* Entries from a dataset of interfaces *
= = = = =
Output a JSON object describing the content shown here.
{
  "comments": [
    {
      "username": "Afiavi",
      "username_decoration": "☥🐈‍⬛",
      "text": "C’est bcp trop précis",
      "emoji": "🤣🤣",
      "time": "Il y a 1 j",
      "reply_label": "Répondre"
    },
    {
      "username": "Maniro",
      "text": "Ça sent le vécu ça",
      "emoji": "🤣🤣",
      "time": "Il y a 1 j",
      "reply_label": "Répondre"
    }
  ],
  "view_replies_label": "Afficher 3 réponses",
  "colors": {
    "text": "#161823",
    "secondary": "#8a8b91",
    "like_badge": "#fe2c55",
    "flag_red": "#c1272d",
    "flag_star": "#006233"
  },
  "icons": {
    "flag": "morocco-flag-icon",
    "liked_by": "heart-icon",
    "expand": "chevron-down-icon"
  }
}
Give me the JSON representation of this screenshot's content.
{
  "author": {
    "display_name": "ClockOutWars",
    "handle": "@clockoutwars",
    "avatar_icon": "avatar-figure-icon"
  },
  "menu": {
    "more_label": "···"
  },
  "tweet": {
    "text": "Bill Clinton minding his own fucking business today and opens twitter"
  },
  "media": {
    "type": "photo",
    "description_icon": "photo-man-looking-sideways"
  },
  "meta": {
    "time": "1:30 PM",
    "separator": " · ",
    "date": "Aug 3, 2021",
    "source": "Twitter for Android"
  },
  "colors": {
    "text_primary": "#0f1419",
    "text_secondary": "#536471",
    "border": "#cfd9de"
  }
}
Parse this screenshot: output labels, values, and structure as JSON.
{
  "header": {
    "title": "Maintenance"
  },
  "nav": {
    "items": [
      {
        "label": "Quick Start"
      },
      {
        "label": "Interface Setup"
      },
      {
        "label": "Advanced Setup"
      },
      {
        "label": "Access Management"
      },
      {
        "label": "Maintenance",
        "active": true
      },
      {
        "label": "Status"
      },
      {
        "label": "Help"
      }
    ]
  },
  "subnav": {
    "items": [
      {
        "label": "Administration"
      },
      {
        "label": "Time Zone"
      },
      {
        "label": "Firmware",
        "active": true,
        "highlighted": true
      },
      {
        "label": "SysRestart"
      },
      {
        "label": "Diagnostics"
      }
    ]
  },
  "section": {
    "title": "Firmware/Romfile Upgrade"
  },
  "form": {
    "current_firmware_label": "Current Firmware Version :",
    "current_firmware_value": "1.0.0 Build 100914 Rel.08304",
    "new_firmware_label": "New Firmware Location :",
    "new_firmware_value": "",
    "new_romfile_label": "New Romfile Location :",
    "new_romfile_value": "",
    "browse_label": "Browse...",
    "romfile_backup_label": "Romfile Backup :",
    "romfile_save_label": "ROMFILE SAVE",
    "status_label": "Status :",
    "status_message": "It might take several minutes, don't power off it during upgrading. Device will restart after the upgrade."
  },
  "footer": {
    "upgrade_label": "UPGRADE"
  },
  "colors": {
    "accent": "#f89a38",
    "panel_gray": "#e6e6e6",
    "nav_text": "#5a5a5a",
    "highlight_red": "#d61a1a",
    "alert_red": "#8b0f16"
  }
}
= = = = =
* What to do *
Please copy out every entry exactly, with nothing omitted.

* Response to this exercise *
Output a JSON object describing the content shown here.
{
  "comments": [
    {
      "username": "Afiavi",
      "username_decoration": "☥🐈‍⬛",
      "text": "C’est bcp trop précis",
      "emoji": "🤣🤣",
      "time": "Il y a 1 j",
      "reply_label": "Répondre"
    },
    {
      "username": "Maniro",
      "text": "Ça sent le vécu ça",
      "emoji": "🤣🤣",
      "time": "Il y a 1 j",
      "reply_label": "Répondre"
    }
  ],
  "view_replies_label": "Afficher 3 réponses",
  "colors": {
    "text": "#161823",
    "secondary": "#8a8b91",
    "like_badge": "#fe2c55",
    "flag_red": "#c1272d",
    "flag_star": "#006233"
  },
  "icons": {
    "flag": "morocco-flag-icon",
    "liked_by": "heart-icon",
    "expand": "chevron-down-icon"
  }
}
Give me the JSON representation of this screenshot's content.
{
  "author": {
    "display_name": "ClockOutWars",
    "handle": "@clockoutwars",
    "avatar_icon": "avatar-figure-icon"
  },
  "menu": {
    "more_label": "···"
  },
  "tweet": {
    "text": "Bill Clinton minding his own fucking business today and opens twitter"
  },
  "media": {
    "type": "photo",
    "description_icon": "photo-man-looking-sideways"
  },
  "meta": {
    "time": "1:30 PM",
    "separator": " · ",
    "date": "Aug 3, 2021",
    "source": "Twitter for Android"
  },
  "colors": {
    "text_primary": "#0f1419",
    "text_secondary": "#536471",
    "border": "#cfd9de"
  }
}
Parse this screenshot: output labels, values, and structure as JSON.
{
  "header": {
    "title": "Maintenance"
  },
  "nav": {
    "items": [
      {
        "label": "Quick Start"
      },
      {
        "label": "Interface Setup"
      },
      {
        "label": "Advanced Setup"
      },
      {
        "label": "Access Management"
      },
      {
        "label": "Maintenance",
        "active": true
      },
      {
        "label": "Status"
      },
      {
        "label": "Help"
      }
    ]
  },
  "subnav": {
    "items": [
      {
        "label": "Administration"
      },
      {
        "label": "Time Zone"
      },
      {
        "label": "Firmware",
        "active": true,
        "highlighted": true
      },
      {
        "label": "SysRestart"
      },
      {
        "label": "Diagnostics"
      }
    ]
  },
  "section": {
    "title": "Firmware/Romfile Upgrade"
  },
  "form": {
    "current_firmware_label": "Current Firmware Version :",
    "current_firmware_value": "1.0.0 Build 100914 Rel.08304",
    "new_firmware_label": "New Firmware Location :",
    "new_firmware_value": "",
    "new_romfile_label": "New Romfile Location :",
    "new_romfile_value": "",
    "browse_label": "Browse...",
    "romfile_backup_label": "Romfile Backup :",
    "romfile_save_label": "ROMFILE SAVE",
    "status_label": "Status :",
    "status_message": "It might take several minutes, don't power off it during upgrading. Device will restart after the upgrade."
  },
  "footer": {
    "upgrade_label": "UPGRADE"
  },
  "colors": {
    "accent": "#f89a38",
    "panel_gray": "#e6e6e6",
    "nav_text": "#5a5a5a",
    "highlight_red": "#d61a1a",
    "alert_red": "#8b0f16"
  }
}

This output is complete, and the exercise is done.